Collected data
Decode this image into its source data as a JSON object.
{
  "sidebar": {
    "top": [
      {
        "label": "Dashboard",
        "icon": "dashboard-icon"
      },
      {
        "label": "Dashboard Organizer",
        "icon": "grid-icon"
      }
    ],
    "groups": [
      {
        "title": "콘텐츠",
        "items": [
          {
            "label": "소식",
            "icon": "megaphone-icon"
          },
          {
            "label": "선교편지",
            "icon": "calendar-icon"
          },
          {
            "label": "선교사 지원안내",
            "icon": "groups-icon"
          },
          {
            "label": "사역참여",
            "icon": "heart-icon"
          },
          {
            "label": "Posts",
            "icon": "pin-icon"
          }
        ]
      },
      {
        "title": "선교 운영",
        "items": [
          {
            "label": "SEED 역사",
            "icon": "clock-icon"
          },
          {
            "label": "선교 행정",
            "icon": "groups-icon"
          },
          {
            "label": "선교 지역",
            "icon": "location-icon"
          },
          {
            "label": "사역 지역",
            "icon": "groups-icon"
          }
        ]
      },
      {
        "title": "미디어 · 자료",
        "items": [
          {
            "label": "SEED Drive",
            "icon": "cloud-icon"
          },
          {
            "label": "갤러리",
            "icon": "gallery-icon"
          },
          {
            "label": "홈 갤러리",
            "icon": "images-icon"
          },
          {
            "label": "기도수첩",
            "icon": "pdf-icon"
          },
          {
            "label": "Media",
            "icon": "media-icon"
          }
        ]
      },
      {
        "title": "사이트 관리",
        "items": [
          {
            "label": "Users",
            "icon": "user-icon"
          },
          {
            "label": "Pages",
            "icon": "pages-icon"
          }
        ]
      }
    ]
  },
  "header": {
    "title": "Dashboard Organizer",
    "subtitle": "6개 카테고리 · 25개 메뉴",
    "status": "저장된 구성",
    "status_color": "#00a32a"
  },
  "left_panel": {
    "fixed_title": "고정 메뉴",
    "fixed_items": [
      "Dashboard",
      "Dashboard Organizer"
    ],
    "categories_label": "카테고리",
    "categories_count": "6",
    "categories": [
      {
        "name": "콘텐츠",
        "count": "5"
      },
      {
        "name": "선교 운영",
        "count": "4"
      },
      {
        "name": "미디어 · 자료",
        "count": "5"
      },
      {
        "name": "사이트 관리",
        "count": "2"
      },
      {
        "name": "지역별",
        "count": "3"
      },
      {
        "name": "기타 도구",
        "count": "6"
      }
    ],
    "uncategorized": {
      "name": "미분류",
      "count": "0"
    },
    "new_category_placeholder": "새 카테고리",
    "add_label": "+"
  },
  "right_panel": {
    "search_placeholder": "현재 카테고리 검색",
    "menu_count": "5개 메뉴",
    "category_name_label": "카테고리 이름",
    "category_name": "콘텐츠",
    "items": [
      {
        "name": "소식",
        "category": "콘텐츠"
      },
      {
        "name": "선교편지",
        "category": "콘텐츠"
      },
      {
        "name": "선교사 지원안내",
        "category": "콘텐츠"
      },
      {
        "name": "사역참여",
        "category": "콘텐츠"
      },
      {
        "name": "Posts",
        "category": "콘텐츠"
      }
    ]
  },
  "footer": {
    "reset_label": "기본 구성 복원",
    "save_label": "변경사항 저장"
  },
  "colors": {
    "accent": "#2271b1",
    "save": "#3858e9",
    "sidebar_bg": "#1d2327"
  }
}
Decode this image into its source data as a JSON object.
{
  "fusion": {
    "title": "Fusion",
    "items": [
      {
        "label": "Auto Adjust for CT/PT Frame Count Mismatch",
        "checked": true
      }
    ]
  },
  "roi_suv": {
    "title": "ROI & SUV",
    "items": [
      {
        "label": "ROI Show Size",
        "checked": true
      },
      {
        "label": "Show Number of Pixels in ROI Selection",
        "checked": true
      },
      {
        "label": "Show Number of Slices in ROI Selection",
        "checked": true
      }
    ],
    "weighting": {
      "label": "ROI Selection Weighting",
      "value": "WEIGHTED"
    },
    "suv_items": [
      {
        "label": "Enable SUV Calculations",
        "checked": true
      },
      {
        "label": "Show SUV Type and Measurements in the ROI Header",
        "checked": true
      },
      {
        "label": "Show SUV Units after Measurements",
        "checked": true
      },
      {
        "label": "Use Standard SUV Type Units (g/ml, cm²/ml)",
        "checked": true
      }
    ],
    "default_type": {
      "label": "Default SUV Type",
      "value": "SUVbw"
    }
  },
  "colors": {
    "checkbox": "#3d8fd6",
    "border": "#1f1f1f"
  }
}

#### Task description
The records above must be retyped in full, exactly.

#### Your solution
Decode this image into its source data as a JSON object.
{
  "sidebar": {
    "top": [
      {
        "label": "Dashboard",
        "icon": "dashboard-icon"
      },
      {
        "label": "Dashboard Organizer",
        "icon": "grid-icon"
      }
    ],
    "groups": [
      {
        "title": "콘텐츠",
        "items": [
          {
            "label": "소식",
            "icon": "megaphone-icon"
          },
          {
            "label": "선교편지",
            "icon": "calendar-icon"
          },
          {
            "label": "선교사 지원안내",
            "icon": "groups-icon"
          },
          {
            "label": "사역참여",
            "icon": "heart-icon"
          },
          {
            "label": "Posts",
            "icon": "pin-icon"
          }
        ]
      },
      {
        "title": "선교 운영",
        "items": [
          {
            "label": "SEED 역사",
            "icon": "clock-icon"
          },
          {
            "label": "선교 행정",
            "icon": "groups-icon"
          },
          {
            "label": "선교 지역",
            "icon": "location-icon"
          },
          {
            "label": "사역 지역",
            "icon": "groups-icon"
          }
        ]
      },
      {
        "title": "미디어 · 자료",
        "items": [
          {
            "label": "SEED Drive",
            "icon": "cloud-icon"
          },
          {
            "label": "갤러리",
            "icon": "gallery-icon"
          },
          {
            "label": "홈 갤러리",
            "icon": "images-icon"
          },
          {
            "label": "기도수첩",
            "icon": "pdf-icon"
          },
          {
            "label": "Media",
            "icon": "media-icon"
          }
        ]
      },
      {
        "title": "사이트 관리",
        "items": [
          {
            "label": "Users",
            "icon": "user-icon"
          },
          {
            "label": "Pages",
            "icon": "pages-icon"
          }
        ]
      }
    ]
  },
  "header": {
    "title": "Dashboard Organizer",
    "subtitle": "6개 카테고리 · 25개 메뉴",
    "status": "저장된 구성",
    "status_color": "#00a32a"
  },
  "left_panel": {
    "fixed_title": "고정 메뉴",
    "fixed_items": [
      "Dashboard",
      "Dashboard Organizer"
    ],
    "categories_label": "카테고리",
    "categories_count": "6",
    "categories": [
      {
        "name": "콘텐츠",
        "count": "5"
      },
      {
        "name": "선교 운영",
        "count": "4"
      },
      {
        "name": "미디어 · 자료",
        "count": "5"
      },
      {
        "name": "사이트 관리",
        "count": "2"
      },
      {
        "name": "지역별",
        "count": "3"
      },
      {
        "name": "기타 도구",
        "count": "6"
      }
    ],
    "uncategorized": {
      "name": "미분류",
      "count": "0"
    },
    "new_category_placeholder": "새 카테고리",
    "add_label": "+"
  },
  "right_panel": {
    "search_placeholder": "현재 카테고리 검색",
    "menu_count": "5개 메뉴",
    "category_name_label": "카테고리 이름",
    "category_name": "콘텐츠",
    "items": [
      {
        "name": "소식",
        "category": "콘텐츠"
      },
      {
        "name": "선교편지",
        "category": "콘텐츠"
      },
      {
        "name": "선교사 지원안내",
        "category": "콘텐츠"
      },
      {
        "name": "사역참여",
        "category": "콘텐츠"
      },
      {
        "name": "Posts",
        "category": "콘텐츠"
      }
    ]
  },
  "footer": {
    "reset_label": "기본 구성 복원",
    "save_label": "변경사항 저장"
  },
  "colors": {
    "accent": "#2271b1",
    "save": "#3858e9",
    "sidebar_bg": "#1d2327"
  }
}
Decode this image into its source data as a JSON object.
{
  "fusion": {
    "title": "Fusion",
    "items": [
      {
        "label": "Auto Adjust for CT/PT Frame Count Mismatch",
        "checked": true
      }
    ]
  },
  "roi_suv": {
    "title": "ROI & SUV",
    "items": [
      {
        "label": "ROI Show Size",
        "checked": true
      },
      {
        "label": "Show Number of Pixels in ROI Selection",
        "checked": true
      },
      {
        "label": "Show Number of Slices in ROI Selection",
        "checked": true
      }
    ],
    "weighting": {
      "label": "ROI Selection Weighting",
      "value": "WEIGHTED"
    },
    "suv_items": [
      {
        "label": "Enable SUV Calculations",
        "checked": true
      },
      {
        "label": "Show SUV Type and Measurements in the ROI Header",
        "checked": true
      },
      {
        "label": "Show SUV Units after Measurements",
        "checked": true
      },
      {
        "label": "Use Standard SUV Type Units (g/ml, cm²/ml)",
        "checked": true
      }
    ],
    "default_type": {
      "label": "Default SUV Type",
      "value": "SUVbw"
    }
  },
  "colors": {
    "checkbox": "#3d8fd6",
    "border": "#1f1f1f"
  }
}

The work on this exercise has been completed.